WHAT IS EXPECTED:
Wherever the word "placeholder" appears in a line of the records, copy that line.

EXERCISE INPUT:
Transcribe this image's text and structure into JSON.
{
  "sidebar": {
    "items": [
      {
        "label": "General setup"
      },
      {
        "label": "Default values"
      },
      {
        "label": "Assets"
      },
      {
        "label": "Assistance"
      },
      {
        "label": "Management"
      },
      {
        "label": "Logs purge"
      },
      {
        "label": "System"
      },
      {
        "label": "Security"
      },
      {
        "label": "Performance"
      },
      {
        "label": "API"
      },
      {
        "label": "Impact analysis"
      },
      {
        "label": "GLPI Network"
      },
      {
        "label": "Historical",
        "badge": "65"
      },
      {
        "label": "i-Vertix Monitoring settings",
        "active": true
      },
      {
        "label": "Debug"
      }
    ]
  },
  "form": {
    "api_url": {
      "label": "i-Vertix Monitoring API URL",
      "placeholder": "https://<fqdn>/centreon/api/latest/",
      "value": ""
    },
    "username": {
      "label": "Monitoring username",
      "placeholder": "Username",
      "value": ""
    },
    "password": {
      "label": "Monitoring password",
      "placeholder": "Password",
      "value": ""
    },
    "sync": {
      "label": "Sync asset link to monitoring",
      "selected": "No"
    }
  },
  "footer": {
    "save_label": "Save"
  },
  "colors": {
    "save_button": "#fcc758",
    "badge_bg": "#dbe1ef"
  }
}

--

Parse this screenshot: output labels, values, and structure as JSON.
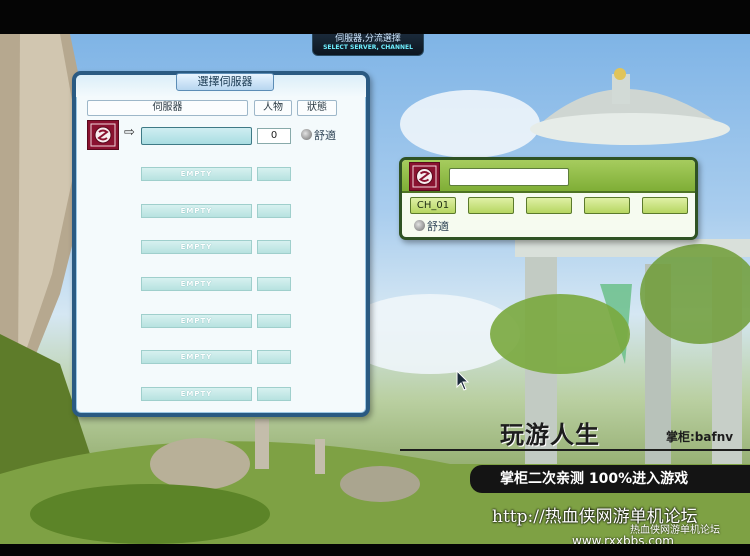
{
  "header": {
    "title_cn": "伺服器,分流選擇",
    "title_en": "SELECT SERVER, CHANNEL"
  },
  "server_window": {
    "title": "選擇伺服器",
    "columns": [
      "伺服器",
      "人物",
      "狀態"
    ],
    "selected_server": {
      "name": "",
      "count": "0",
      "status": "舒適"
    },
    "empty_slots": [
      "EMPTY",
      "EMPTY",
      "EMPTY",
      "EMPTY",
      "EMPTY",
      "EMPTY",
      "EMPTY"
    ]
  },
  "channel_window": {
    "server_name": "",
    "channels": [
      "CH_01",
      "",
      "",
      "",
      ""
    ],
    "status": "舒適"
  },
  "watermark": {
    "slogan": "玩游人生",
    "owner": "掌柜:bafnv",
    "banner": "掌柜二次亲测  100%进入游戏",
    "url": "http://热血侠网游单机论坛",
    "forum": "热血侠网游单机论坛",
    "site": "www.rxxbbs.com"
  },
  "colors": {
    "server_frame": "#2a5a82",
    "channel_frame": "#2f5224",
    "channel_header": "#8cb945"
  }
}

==

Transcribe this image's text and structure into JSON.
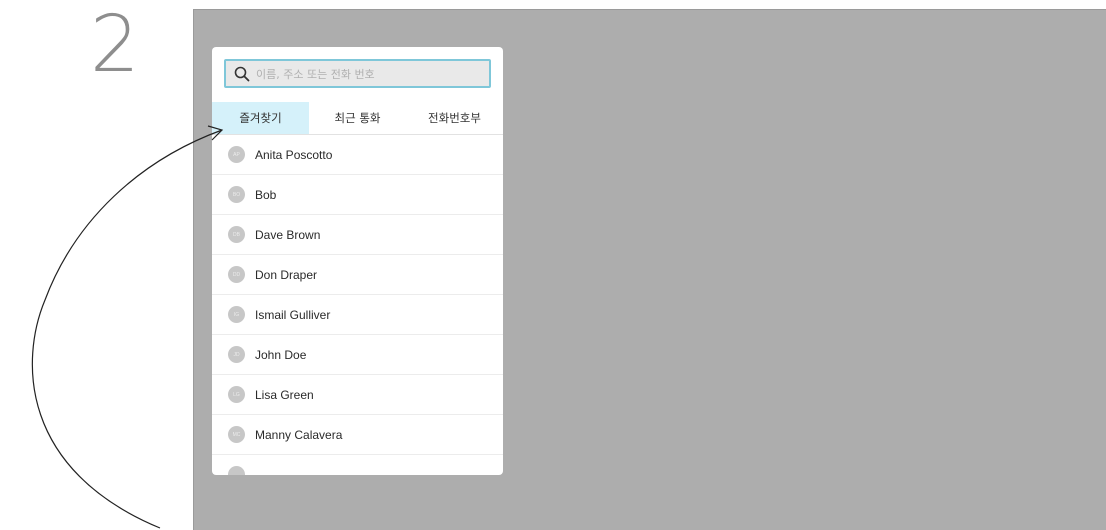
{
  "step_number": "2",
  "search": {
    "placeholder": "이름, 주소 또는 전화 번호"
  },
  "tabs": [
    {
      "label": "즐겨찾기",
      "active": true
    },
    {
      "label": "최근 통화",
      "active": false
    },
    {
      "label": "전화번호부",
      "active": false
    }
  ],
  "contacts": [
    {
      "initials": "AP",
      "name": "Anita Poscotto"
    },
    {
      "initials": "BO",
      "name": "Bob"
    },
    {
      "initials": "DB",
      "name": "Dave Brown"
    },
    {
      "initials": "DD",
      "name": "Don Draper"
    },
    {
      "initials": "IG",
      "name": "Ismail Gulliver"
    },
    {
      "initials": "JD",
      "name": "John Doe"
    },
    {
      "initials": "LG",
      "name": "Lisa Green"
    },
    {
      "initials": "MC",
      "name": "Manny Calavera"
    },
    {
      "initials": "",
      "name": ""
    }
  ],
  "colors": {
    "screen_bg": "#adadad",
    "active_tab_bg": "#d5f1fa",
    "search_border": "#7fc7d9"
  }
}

YOUR RESPONSE:
      "placeholder": "https://<fqdn>/centreon/api/latest/",
      "placeholder": "Username",
      "placeholder": "Password",
    "placeholder": "이름, 주소 또는 전화 번호"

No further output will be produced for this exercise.